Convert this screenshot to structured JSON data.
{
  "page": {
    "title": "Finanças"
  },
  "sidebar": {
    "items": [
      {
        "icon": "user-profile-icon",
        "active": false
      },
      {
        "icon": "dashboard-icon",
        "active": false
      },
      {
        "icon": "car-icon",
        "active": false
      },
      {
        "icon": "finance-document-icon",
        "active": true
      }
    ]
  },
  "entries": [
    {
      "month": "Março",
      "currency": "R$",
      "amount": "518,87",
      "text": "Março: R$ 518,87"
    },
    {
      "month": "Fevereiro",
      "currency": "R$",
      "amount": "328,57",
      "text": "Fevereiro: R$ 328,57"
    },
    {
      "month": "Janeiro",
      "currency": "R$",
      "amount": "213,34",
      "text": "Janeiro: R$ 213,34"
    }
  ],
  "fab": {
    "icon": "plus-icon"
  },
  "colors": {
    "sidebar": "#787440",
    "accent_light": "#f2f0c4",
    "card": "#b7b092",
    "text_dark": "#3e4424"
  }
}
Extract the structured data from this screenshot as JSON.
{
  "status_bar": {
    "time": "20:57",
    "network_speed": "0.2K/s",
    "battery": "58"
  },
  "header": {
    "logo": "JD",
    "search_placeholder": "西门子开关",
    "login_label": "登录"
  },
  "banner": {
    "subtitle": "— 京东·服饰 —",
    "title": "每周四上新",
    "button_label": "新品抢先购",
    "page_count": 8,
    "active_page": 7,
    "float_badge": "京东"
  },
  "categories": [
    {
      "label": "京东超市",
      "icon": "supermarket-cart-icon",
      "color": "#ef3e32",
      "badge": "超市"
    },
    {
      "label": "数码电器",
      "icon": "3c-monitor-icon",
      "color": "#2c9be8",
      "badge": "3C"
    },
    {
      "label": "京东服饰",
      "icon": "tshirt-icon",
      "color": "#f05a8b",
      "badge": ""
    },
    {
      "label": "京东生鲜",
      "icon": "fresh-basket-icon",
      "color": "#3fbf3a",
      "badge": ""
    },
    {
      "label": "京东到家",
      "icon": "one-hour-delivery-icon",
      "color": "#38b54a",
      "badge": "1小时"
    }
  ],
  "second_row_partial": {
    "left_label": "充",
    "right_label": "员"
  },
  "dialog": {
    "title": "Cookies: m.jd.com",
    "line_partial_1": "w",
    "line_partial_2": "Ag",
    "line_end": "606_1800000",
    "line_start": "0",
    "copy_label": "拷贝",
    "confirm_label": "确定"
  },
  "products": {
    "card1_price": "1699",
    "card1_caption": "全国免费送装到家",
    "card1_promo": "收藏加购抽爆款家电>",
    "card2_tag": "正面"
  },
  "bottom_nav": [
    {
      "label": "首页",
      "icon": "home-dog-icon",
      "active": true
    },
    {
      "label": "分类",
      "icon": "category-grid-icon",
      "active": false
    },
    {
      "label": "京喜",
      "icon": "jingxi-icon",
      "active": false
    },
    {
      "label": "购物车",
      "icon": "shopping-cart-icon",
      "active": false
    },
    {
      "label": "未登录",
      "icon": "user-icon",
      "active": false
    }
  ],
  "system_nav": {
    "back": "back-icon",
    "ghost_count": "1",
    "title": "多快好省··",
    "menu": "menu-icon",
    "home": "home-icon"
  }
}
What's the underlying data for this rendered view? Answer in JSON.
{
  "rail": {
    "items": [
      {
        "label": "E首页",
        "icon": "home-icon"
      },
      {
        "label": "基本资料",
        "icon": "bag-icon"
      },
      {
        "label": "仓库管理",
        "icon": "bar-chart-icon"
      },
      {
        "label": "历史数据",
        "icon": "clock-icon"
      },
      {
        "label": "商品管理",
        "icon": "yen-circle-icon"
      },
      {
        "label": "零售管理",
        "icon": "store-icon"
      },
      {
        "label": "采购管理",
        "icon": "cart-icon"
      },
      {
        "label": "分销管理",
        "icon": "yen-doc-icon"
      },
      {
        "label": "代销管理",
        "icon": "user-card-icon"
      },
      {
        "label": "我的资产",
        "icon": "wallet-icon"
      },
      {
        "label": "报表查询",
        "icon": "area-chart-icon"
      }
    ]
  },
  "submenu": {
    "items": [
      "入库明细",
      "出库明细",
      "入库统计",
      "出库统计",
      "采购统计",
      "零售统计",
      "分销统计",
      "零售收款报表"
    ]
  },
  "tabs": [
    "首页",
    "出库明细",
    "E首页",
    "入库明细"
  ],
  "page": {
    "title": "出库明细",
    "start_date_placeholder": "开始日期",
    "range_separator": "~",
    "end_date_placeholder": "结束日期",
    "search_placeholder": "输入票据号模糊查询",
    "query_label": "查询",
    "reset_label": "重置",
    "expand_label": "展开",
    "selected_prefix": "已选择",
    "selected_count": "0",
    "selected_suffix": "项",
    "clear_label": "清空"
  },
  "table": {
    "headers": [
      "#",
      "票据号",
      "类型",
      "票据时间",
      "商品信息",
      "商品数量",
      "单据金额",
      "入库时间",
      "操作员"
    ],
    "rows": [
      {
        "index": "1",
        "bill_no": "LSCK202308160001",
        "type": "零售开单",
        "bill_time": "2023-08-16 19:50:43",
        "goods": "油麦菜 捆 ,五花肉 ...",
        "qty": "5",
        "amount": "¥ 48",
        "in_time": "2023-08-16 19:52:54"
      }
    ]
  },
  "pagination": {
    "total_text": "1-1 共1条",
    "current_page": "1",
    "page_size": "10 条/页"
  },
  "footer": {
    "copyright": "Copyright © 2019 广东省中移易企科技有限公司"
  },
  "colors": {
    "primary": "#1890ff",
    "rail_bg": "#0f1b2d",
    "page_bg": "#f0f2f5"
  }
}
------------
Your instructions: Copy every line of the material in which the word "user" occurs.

Answer to this problem:
        "icon": "user-profile-icon",
      "icon": "user-icon",
        "icon": "user-card-icon"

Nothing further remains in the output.